--- START ---

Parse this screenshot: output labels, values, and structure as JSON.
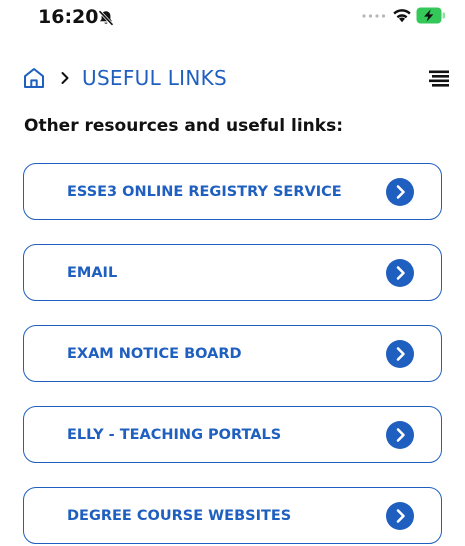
{
  "status_bar": {
    "time": "16:20"
  },
  "header": {
    "breadcrumb_label": "USEFUL LINKS"
  },
  "section": {
    "title": "Other resources and useful links:"
  },
  "links": [
    {
      "label": "ESSE3 ONLINE REGISTRY SERVICE"
    },
    {
      "label": "EMAIL"
    },
    {
      "label": "EXAM NOTICE BOARD"
    },
    {
      "label": "ELLY - TEACHING PORTALS"
    },
    {
      "label": "DEGREE COURSE WEBSITES"
    }
  ],
  "colors": {
    "accent": "#1f5fbf",
    "text": "#111111",
    "background": "#ffffff",
    "battery": "#34c759"
  },
  "icons": {
    "status": [
      "bell-slash-icon",
      "signal-dots-icon",
      "wifi-icon",
      "battery-charging-icon"
    ],
    "header": [
      "home-icon",
      "chevron-right-icon",
      "hamburger-menu-icon"
    ],
    "link_arrow": "chevron-right-circle-icon"
  }
}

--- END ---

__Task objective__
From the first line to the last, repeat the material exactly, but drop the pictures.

__Answer box__
Parse this screenshot: output labels, values, and structure as JSON.
{
  "status_bar": {
    "time": "16:20"
  },
  "header": {
    "breadcrumb_label": "USEFUL LINKS"
  },
  "section": {
    "title": "Other resources and useful links:"
  },
  "links": [
    {
      "label": "ESSE3 ONLINE REGISTRY SERVICE"
    },
    {
      "label": "EMAIL"
    },
    {
      "label": "EXAM NOTICE BOARD"
    },
    {
      "label": "ELLY - TEACHING PORTALS"
    },
    {
      "label": "DEGREE COURSE WEBSITES"
    }
  ],
  "colors": {
    "accent": "#1f5fbf",
    "text": "#111111",
    "background": "#ffffff",
    "battery": "#34c759"
  },
  "icons": {
    "status": [
      "bell-slash-icon",
      "signal-dots-icon",
      "wifi-icon",
      "battery-charging-icon"
    ],
    "header": [
      "home-icon",
      "chevron-right-icon",
      "hamburger-menu-icon"
    ],
    "link_arrow": "chevron-right-circle-icon"
  }
}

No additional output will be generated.